Two Democrats on the North Hempstead Town Board have accused Republican Supervisor Jennifer DeSena of illegally hiring and paying an attorney who she designated as the hearing officer in a harassment case regarding a senior staff member in her office.
Council Members Mariann Dalimonte and Veronica Lurvey held a press conference on the steps of town hall in Manhasset to call on Nassau County Comptroller Elaine Philips’ office and North Hempstead Board of Ethics to investigate DeSena’s alleged misconduct.
Tuesday’s press conference followed a report in Newsday on Monday that Deputy Supervisor Joseph Scalero was cleared in an internal investigation into harassment and retaliation complaints. The presiding officer in the investigation who cleared Scalero, Brian J. Davis, was hired unilaterally and unlawfully by DeSena, the Democrats said.

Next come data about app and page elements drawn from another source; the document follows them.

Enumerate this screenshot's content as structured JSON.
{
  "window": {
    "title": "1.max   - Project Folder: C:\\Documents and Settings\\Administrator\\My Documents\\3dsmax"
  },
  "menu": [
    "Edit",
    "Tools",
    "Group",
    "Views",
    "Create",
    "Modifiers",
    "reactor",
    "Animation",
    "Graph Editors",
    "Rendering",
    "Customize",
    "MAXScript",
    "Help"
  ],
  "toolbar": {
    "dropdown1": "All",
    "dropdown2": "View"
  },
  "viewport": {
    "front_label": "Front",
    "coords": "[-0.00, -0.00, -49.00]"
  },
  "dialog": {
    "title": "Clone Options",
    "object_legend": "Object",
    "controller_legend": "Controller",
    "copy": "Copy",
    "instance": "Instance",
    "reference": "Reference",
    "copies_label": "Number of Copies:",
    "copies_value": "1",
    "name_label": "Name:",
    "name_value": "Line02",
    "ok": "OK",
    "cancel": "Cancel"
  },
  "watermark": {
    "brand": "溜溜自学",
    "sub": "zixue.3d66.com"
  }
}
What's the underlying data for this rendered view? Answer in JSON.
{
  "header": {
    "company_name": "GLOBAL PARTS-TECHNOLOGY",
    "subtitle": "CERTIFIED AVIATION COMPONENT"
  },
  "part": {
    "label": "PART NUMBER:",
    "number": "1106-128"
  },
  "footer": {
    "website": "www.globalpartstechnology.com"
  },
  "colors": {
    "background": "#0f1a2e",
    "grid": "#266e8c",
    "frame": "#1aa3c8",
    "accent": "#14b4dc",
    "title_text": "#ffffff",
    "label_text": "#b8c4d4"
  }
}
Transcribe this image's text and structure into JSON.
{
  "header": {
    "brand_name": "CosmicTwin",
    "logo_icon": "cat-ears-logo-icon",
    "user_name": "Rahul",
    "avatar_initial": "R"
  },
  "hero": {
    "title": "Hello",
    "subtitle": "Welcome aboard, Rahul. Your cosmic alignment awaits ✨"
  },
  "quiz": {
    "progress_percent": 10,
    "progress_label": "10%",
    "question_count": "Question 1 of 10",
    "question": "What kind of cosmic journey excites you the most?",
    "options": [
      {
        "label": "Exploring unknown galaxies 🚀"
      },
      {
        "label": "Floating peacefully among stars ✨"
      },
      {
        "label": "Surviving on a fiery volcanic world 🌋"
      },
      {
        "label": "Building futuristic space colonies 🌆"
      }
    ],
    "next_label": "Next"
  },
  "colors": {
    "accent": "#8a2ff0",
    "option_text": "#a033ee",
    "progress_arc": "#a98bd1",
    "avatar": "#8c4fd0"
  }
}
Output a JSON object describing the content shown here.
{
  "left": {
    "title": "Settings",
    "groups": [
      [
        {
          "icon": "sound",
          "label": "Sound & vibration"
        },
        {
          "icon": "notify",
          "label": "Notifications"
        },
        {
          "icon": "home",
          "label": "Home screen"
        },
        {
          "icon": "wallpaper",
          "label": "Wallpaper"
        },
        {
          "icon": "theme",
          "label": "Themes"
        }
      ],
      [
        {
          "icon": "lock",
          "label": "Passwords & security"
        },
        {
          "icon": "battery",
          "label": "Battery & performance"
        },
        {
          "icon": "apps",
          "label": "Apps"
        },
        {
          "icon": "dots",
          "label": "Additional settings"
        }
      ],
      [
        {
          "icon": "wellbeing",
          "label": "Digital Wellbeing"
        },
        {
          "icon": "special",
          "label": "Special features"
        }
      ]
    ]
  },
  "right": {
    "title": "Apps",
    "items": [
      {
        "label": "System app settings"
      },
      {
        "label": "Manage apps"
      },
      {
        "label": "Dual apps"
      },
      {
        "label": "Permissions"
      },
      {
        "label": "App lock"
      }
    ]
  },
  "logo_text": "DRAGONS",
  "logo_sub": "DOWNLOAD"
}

“We are left with many unanswered questions,” said Lurvey, who is running for town receiver of taxes. “What circumstances led Supervisor DeSena to the decision to hire Brian Davis for the hearing in this harassment claim.”
Lurvey said Davis, who has a solo practice in Garden City, was a Republican “megadonor” who made 72 donations to the Republican party and its candidates alongside a posterboard of the donations from 2002 to this year totaling over $11,000.
“We owe it to our employees to get to the bottom of what happened here at town hall,” Lurvey said.
“Supervisor DeSena has purportedly made ethics the cornerstone of her tenure,” said Dalimonte, who is running for re-election. “Yet she has blatantly violated both ethical standards and the law with this illegal hiring and payment.”
DeSena, who is running for re-election against former Town Supervisor Jon Kaiman, called the Tuesday press conference an “October political stunt representing the last dying gasps of a Town Board majority desperate to hold on to power.”
DeSena pointed to the grievance procedure in town code that stipulates the supervisor or their designee conduct a formal hearing after an investigation into the original complaint.
The supervisor added that hiring Davis did not need town board approval because personnel matters are confidential and it falls under her responsibility to “exercise any potential disciplinary sanctions.”
“To characterize my actions as ‘unlawful’ when I followed Town Code to the letter of the law is not only disingenuous, it’s completely inappropriate, especially given the fact that the Town Attorney’s Office was aware of Brian Davis’ role as hearing officer in this case for nearly 10 months and never once brought up an objection,” DeSena said.
Lurvey said the town’s procurement policy mandates board approval and a contract when paying for professional services and that Davis was hired at an hourly rate of $350, which is higher than the town’s hourly maximum of $275 when paying for professional services.
Davis said to Blank Slate Media he had been a hearing officer for personnel matters in Oyster Bay before and that he’s been an attorney for over 40 years.
“I gave everyone a very fair hearing, I ran it along the lines of a trial, although there were certain guidelines that weren’t strict with evidence, everybody was given an opportunity to speak,” Davis said. “I just didn’t think that the case was that compelling.”
Davis laughed at the idea of being called a megadonor, saying “I wish I had a billion dollars and I was a megadonor for something.”
Town Attorney John Chiara filed an equal employment opportunity complaint against Scalero on behalf of Moira LaBarbera–the town’s ex-director of purchasing–in July 2022, according to Newsday.
The town then hired law firm Lamb & Barnosky LLP to investigate the matter and create a report, where they recommended a formal hearing, according to town officials.
Davis was then hired in December 2022 as the probe’s hearing officer, according to town records.
LaBarbera disagreed with Davis’ findings in the probe clearing Scalero, and said in her resignation later to DeSena that she can no longer work for the town due to the environment.
“I can no longer work in this hostile and retaliatory environment perpetuated by both you and the Town,” LaBarbera wrote to DeSena in July when she resigned, according to Newsday.
Efforts to reach Scalero for comment were unavailing.